What has been the impact of your solution to date?
Sanejo began working with Ntenyo Primary School 2 years ago when it was at risk of closing because of poor infrastructure and low graduations rates. Over the last two years we have built 5 new classrooms with the help of the Ntenyo community, landscaped the school grounds and installed two water tanks to ensure that the children have fresh drinking water throughout the school day. In 2011, the school was ranked 2/12 on the Sector level and 4/69 on the District level. During this time, we have brought in volunteers from different countries to expose the children to different cultures. This cross-cultural interaction has peaked the students' interest and they are constantly writing letters for the volunteers to take to children in their home countries. With this project, we aim to take their eagerness for pen pals one step further and connect them with entire classrooms in the US through virtual meetings, lessons and games.
What is your projected impact over the next 1-3 years?
In the next 1-3 years we aim to complete the renovation of the Ntenyo Primary School and adding enough classrooms to expand to include a Secondary School, new latrines, and an improved playing field. Electricity is slated to come to the school this year but we will also add solar panels for fluctuations in power. We will have a fully functioning computer lab dedicated to cross-cultural interaction over the internet with other schools in the United States (and ultimately, elsewhere). Our aim is to impact both students in Rwanda and the US by exposing them to people and cultures of which they would otherwise not have knowledge. By exposing them to new experiences and instilling empathy, our goal is to impact how they think about the world and encourage them to dream big and work together.
What barriers might hinder the success of your project? How do you plan to overcome them?
The Ntenyo & Charlottesville communities are 100% behind this project, however, there are logistical issues that need to be taken into account in Rwanda: 1. We need to raise $6,000 for the 300 meters of fiber-optic cable and installation. 2. The school does not yet have electricity, but electrical poles are in the vicinity and the government has promised that it will be installed by the end of the year. If it is not installed on time, we have contacts with a solar company and a rice-husk gasification generator company (rice is now being cultivated in the area). To ensure that national grid electricity will be installed as soon as possible, we have remained in constant contact with the local government. With approximately $2,500, we have been guaranteed that electricity will be installed.
Winning entries present a strong plan for how they will achieve and track growth. Identify your six-month milestone for growing your impact

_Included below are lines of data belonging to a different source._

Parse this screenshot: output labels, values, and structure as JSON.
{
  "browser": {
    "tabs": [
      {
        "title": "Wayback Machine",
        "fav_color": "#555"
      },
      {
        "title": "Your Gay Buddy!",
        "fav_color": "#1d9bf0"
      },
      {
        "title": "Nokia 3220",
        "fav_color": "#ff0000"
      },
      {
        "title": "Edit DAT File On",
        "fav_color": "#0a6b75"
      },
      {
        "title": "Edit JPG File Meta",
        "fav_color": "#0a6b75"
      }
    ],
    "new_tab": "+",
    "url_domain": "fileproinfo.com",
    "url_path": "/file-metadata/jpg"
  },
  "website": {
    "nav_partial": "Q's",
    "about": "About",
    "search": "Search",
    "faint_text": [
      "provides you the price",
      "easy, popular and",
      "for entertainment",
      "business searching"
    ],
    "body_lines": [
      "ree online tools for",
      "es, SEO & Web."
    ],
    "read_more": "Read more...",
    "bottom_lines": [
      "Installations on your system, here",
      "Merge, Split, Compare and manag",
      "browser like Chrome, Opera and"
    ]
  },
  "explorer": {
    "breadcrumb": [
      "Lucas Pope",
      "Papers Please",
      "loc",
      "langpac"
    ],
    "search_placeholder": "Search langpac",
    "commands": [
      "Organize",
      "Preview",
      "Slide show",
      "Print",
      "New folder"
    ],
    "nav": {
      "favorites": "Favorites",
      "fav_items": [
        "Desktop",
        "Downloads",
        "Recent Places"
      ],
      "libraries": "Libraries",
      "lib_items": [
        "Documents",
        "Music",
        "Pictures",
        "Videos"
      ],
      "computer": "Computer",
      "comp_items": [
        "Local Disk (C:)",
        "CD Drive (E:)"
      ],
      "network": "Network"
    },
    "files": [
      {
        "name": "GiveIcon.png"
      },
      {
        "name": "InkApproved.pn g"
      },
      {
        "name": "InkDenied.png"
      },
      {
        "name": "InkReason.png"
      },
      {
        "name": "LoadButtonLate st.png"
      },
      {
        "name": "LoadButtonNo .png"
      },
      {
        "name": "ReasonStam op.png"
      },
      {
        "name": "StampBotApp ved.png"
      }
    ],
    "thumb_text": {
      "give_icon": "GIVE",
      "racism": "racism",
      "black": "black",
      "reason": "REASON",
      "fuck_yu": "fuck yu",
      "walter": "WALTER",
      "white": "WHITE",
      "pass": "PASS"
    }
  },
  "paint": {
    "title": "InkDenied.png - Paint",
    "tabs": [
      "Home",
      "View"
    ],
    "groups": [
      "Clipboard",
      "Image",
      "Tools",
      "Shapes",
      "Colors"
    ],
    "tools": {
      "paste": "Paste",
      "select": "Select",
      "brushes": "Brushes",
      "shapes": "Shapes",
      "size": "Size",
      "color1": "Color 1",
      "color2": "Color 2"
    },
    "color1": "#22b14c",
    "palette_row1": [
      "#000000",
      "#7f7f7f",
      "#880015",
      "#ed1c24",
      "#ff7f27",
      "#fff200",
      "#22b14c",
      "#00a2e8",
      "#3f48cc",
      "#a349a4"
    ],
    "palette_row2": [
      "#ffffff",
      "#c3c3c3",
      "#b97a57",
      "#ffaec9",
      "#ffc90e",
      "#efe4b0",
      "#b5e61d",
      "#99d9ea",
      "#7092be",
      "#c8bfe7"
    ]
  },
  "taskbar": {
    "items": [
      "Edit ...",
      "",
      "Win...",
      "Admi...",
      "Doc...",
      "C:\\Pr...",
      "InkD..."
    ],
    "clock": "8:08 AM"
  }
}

Have 300 meters of fiber-optic cable laid from national fiber-optic backbone to school and purchase laptops and projectors.
Now think bigger! Identify your 12-month impact milestone
Holding regular bi-weekly sessions with Charlottesville Middle School students and University of Virginia students.
Founding Story: We want to hear about your "Aha!" moment. Share the story of where and when the founder(s) saw this solution's potential to change the world [125 words]
During the summer of 2010, Sanejo worked with the oldest students at Nteyno Primary School (P6) to create a mural about the dreams for their future. Initially the students were reserved in their dreaming, thinking only about goals that they knew were tangible for them. Together with the teachers, we encouraged the kids to start thinking bigger and once they realized that they had the power to control their future, there was no stopping them! "I want to be a doctor!", "I want to go to university!" reads the Dream Wall. Standing in the schoolyard the wall continues to be a daily reminder for the students and community members of what is possible if you work hard. The inspiration derived from the wall has inspired the community and Sanejo board members to think bigger and see how we can connect the students to the wider world before they leave school. Our goal is to further encourage our Rwandan and US students to work hard and view themselves a part of a wider, global community.